To the parent expecting triplets: I have not been in your unique, wonderful, and terrifying situation, but I have some friends who have. I saw the father at a function about trhee years ago. He had his 11-month old son with him, and told me that his wife was expecting triplets within about a month. Wow. The triplets were born, all girls, and are now about 2, all beautiful and healthy as far as I know. The parents live in the South Bay, and are not part of this network. If you want to email me your email address, however, I could forward it to them, and put you in touch. They may be able to offer some advice from those who have been-there-done-that. One thing I do know is that you need to GET HELP -- as in, someone to help clean your house, someone to help take care of the babies, someone to help with the older child, etc. Kim xia
I'm expecting triplets this summer(gasp!) and have a 3 year old in preschool on a parttime basis. I've checked out the childcare survey, but can't tell what the going rate is for private childcare for three babies the same age-- the responses included care for 3 or more, but I presume most of those respondents had kids of different ages. What should I expect to pay for a reliable, experienced nanny, who speaks English (but we'd be delighted to have someone speak Spanish to the babes)? Is anyone in a 3-way share who can tell me what they pay? Also, any hints about how to make this work? We have limited resources, but think we can probably swing at least part time help until I go back to work. thanks. mom4

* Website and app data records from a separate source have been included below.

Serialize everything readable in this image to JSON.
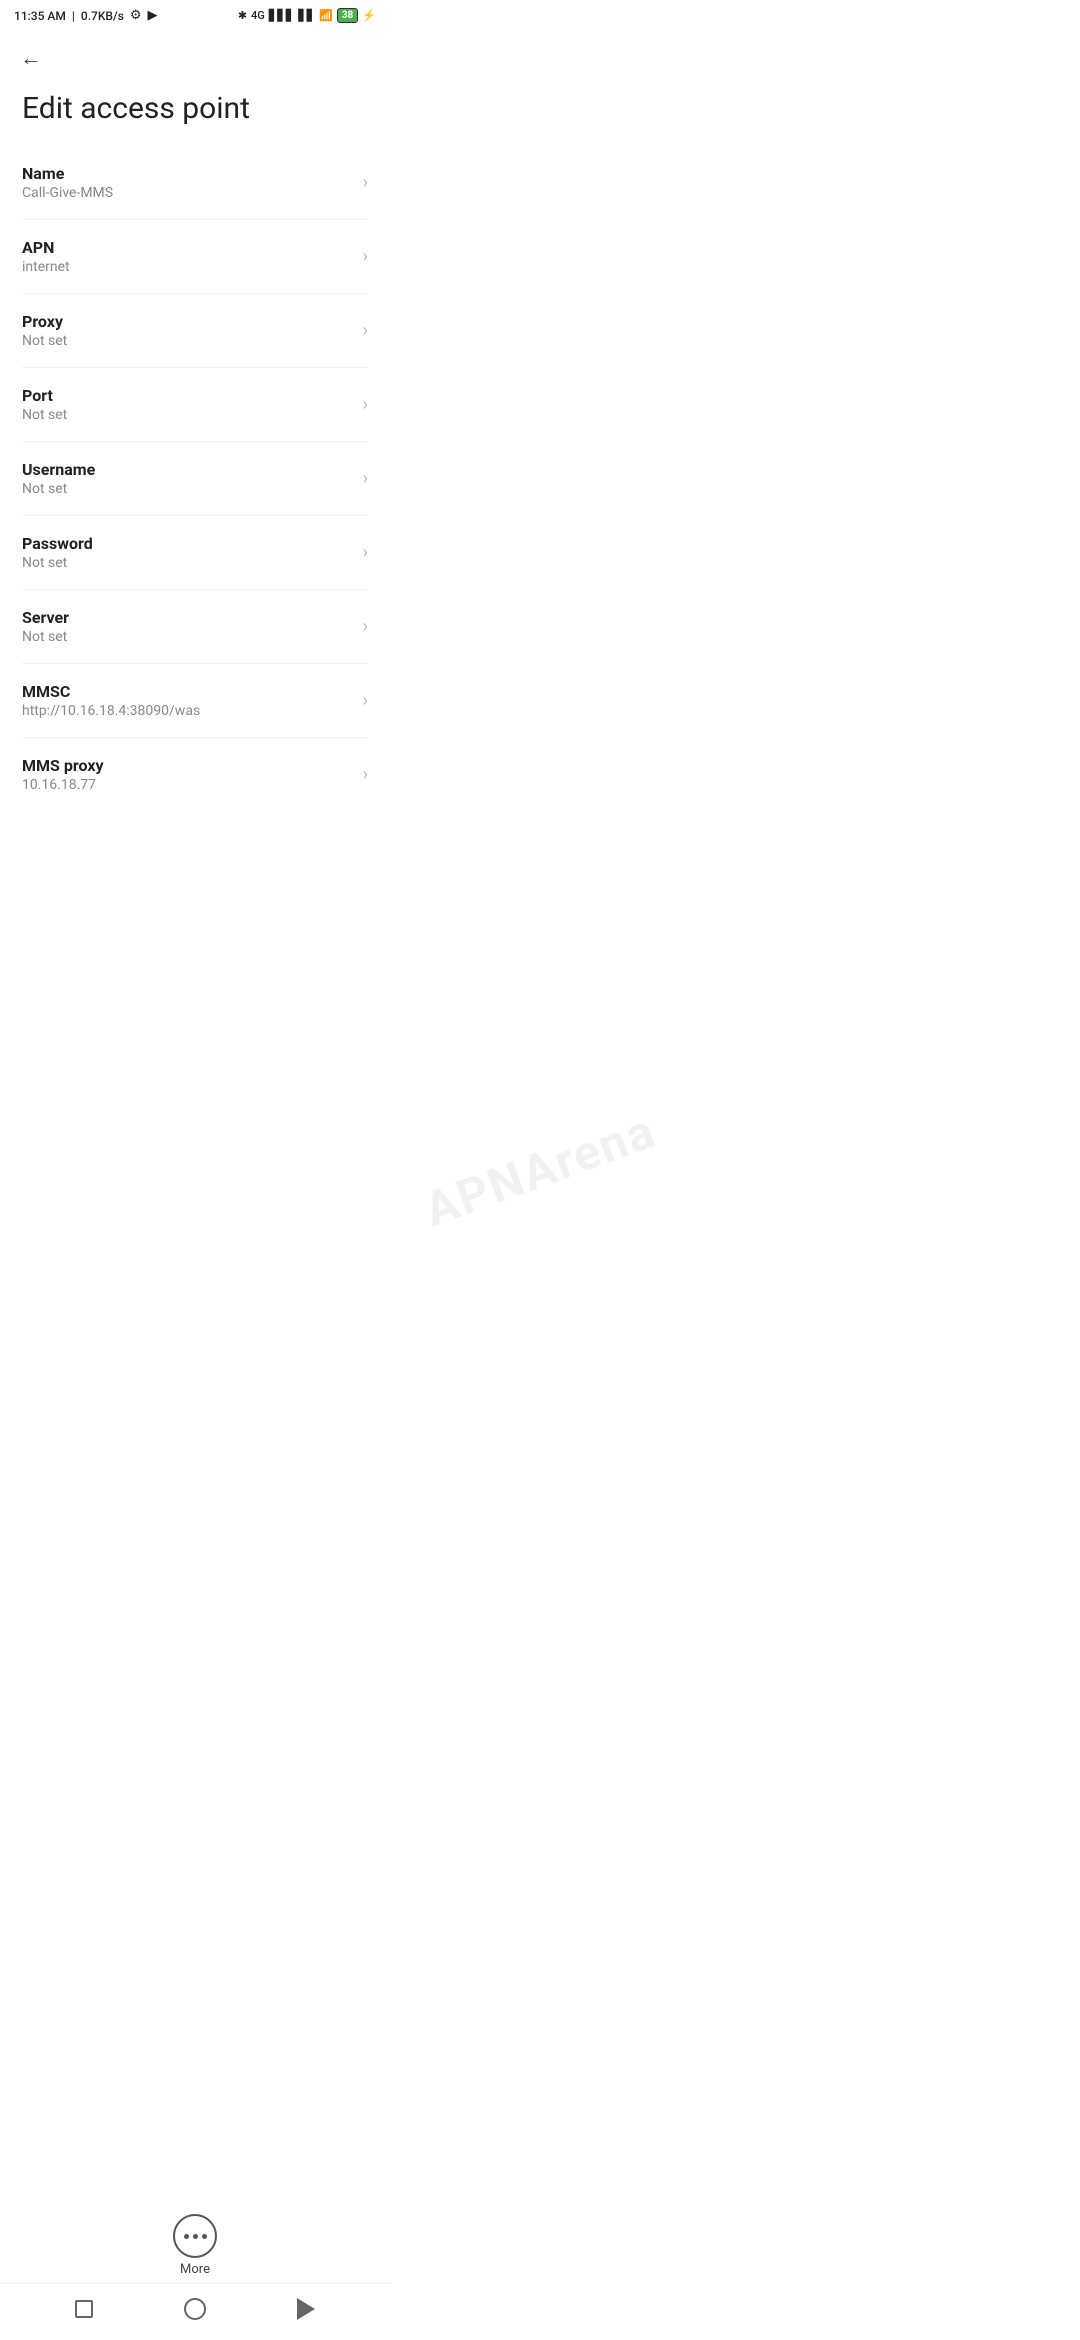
{
  "statusBar": {
    "time": "11:35 AM",
    "network": "0.7KB/s",
    "battery": "38"
  },
  "header": {
    "back_label": "←",
    "title": "Edit access point"
  },
  "fields": [
    {
      "label": "Name",
      "value": "Call-Give-MMS"
    },
    {
      "label": "APN",
      "value": "internet"
    },
    {
      "label": "Proxy",
      "value": "Not set"
    },
    {
      "label": "Port",
      "value": "Not set"
    },
    {
      "label": "Username",
      "value": "Not set"
    },
    {
      "label": "Password",
      "value": "Not set"
    },
    {
      "label": "Server",
      "value": "Not set"
    },
    {
      "label": "MMSC",
      "value": "http://10.16.18.4:38090/was"
    },
    {
      "label": "MMS proxy",
      "value": "10.16.18.77"
    }
  ],
  "more": {
    "label": "More"
  },
  "watermark": "APNArena"
}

Your question implied that you think triplet care should cost the same as what parents in a nanny share pay for 3 kids - I don't think that's quite right. Nanny shares cost more per child because there are at least two sets of working parents involved - sometimes 4 incomes! Plus the nanny has to deal with all the different parents, and their different schedules, needs, instructions, houses, etc. In my nanny share, we pay $7 per hour per child, and when the nanny has all 3 under her care, she does get $21 per hour, but that happens because 4 people are working. I don't think you should have to pay $21. I'm guessing more like $15 per hour. Fran
If you want care in the home it would be best to have two people taking care of the triplets most of the time for at least the first year, and if possible later. I have triplets and would be happy to discuss childcare issues with you offline. Feel free to contact me at the email address below. Good luck and best wishes - Louisa
- Childcare cost for triplets
- Pregnant with triplets -- selective reduction?